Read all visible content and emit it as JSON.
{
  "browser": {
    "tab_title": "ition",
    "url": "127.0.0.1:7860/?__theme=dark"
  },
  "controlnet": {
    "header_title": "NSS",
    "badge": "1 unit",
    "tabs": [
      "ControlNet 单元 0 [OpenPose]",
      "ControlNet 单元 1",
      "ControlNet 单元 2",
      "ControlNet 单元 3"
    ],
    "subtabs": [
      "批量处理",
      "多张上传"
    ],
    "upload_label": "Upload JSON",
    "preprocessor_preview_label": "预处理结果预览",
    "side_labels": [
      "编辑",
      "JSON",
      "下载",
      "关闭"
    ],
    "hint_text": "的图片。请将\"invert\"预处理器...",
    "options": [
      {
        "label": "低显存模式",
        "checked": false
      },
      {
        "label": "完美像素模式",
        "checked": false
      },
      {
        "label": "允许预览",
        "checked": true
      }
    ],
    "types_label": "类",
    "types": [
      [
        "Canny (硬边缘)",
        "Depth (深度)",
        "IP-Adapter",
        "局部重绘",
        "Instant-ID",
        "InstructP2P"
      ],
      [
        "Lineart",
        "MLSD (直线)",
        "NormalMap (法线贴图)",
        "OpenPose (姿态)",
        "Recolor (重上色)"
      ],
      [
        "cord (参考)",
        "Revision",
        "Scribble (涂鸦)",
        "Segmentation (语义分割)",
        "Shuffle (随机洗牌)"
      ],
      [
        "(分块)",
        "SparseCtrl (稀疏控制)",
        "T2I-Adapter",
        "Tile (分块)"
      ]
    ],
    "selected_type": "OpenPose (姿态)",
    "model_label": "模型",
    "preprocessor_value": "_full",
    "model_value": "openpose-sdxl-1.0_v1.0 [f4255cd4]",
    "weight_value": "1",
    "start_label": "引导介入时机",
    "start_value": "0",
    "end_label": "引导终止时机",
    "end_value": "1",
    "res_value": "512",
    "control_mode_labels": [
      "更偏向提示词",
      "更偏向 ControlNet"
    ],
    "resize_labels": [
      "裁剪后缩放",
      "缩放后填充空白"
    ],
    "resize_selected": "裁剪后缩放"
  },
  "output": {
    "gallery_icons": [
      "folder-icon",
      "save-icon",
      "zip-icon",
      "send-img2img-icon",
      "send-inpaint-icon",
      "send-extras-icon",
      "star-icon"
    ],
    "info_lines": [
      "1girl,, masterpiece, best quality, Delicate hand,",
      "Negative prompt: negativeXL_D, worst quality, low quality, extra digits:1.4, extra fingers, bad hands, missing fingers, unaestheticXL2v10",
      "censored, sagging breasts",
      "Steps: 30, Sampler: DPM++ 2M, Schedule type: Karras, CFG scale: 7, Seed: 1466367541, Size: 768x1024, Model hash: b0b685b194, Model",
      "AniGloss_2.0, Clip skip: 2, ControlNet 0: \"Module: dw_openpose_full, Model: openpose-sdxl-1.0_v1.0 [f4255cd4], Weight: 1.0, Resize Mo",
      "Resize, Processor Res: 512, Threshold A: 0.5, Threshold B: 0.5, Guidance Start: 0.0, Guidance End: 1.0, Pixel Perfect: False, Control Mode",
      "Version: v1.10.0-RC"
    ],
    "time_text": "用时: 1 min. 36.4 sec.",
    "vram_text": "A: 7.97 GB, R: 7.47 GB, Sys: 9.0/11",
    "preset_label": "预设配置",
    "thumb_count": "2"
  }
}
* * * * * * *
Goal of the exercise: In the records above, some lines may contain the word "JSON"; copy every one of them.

Output for this task:
Read all visible content and emit it as JSON.
    "upload_label": "Upload JSON",
      "JSON",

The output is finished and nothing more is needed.